  1. Bill Daniels says:

    Low and stable energy prices are good for everyone, business and individual alike. Wholesale putting people out of jobs, in contrast, is not good for everyone. It’s not like all the people currently working at the coal plants and coal mines are suddenly going to find jobs in the solar or wind industry. As long as natural gas remains inexpensive, power generators are going to gravitate to that source, anyway, without a stick from government. Of course, in order to keep those prices low, we have to allow companies to keep drilling for it, without harassing them to death.

    The fact that half of the states are suing tells us that maybe there is something to this, beyond partisan bickering.

  2. C.L. says:
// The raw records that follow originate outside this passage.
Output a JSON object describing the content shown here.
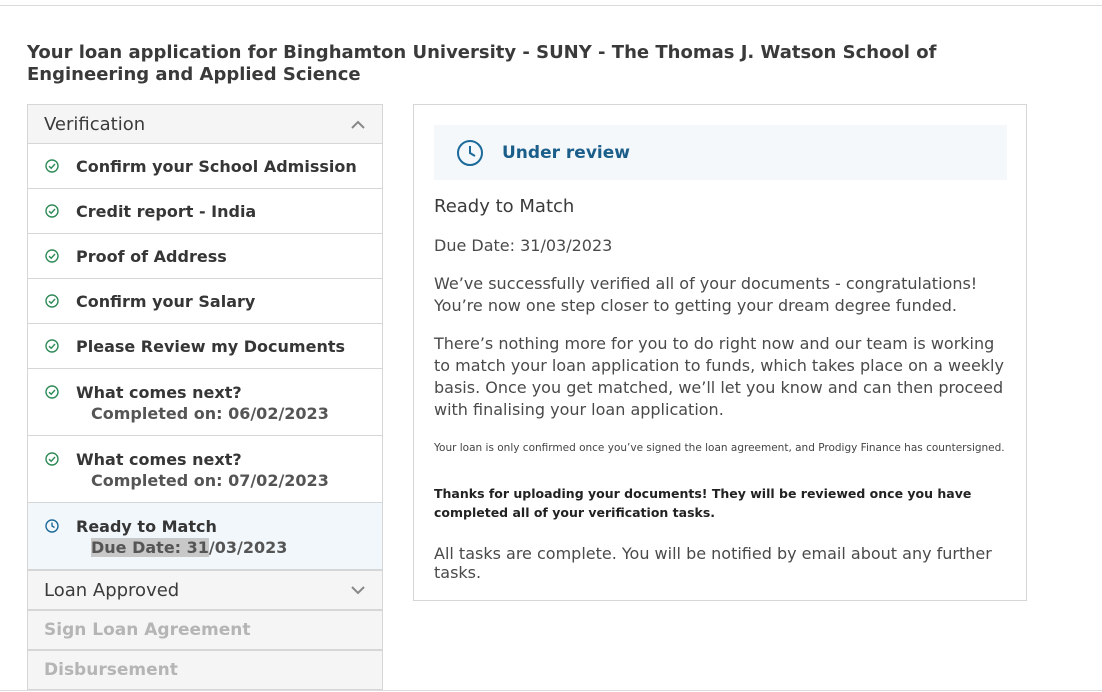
{
  "page": {
    "title": "Your loan application for Binghamton University - SUNY - The Thomas J. Watson School of Engineering and Applied Science"
  },
  "sidebar": {
    "verification": {
      "title": "Verification",
      "steps": [
        {
          "label": "Confirm your School Admission",
          "status": "complete"
        },
        {
          "label": "Credit report - India",
          "status": "complete"
        },
        {
          "label": "Proof of Address",
          "status": "complete"
        },
        {
          "label": "Confirm your Salary",
          "status": "complete"
        },
        {
          "label": "Please Review my Documents",
          "status": "complete"
        },
        {
          "label": "What comes next?",
          "sub": "Completed on: 06/02/2023",
          "status": "complete"
        },
        {
          "label": "What comes next?",
          "sub": "Completed on: 07/02/2023",
          "status": "complete"
        },
        {
          "label": "Ready to Match",
          "sub_highlighted": "Due Date: 31",
          "sub_rest": "/03/2023",
          "status": "pending"
        }
      ]
    },
    "loan_approved": {
      "title": "Loan Approved"
    },
    "sign_loan": {
      "title": "Sign Loan Agreement"
    },
    "disbursement": {
      "title": "Disbursement"
    }
  },
  "panel": {
    "status": "Under review",
    "title": "Ready to Match",
    "due": "Due Date: 31/03/2023",
    "para1": "We’ve successfully verified all of your documents - congratulations! You’re now one step closer to getting your dream degree funded.",
    "para2": "There’s nothing more for you to do right now and our team is working to match your loan application to funds, which takes place on a weekly basis. Once you get matched, we’ll let you know and can then proceed with finalising your loan application.",
    "small_note": "Your loan is only confirmed once you’ve signed the loan agreement, and Prodigy Finance has countersigned.",
    "bold_note": "Thanks for uploading your documents! They will be reviewed once you have completed all of your verification tasks.",
    "final": "All tasks are complete. You will be notified by email about any further tasks."
  },
  "colors": {
    "check_green": "#2e8b57",
    "clock_blue": "#1b6a9a",
    "status_text": "#1b5e8a"
  },
  "icons": {
    "complete": "check-circle-icon",
    "pending": "clock-icon",
    "expanded": "chevron-up-icon",
    "collapsed": "chevron-down-icon"
  }
}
    Just silly business. You want a clean Earth, empty of Superfund sites, potable water to drink, clean air to breath ? Then you pay the price that comes with bringing that to your table.

    @Bill Daniels – highly unlikely that mandating a coal-fired plant undertake measures to clean up their act would force them to shut the plant down. Per a recent article in the Washington Post: “Under the Clean Power Plan, states will have to find ways to achieve dramatic cuts in carbon pollution over the next 15 years, with reduction quotas topping 50 percent over 2012 levels for some states. But despite dire warnings and harsh political rhetoric, many states are already on track to meet their targets, even before the EPA formally announces them, interviews and independent studies show.”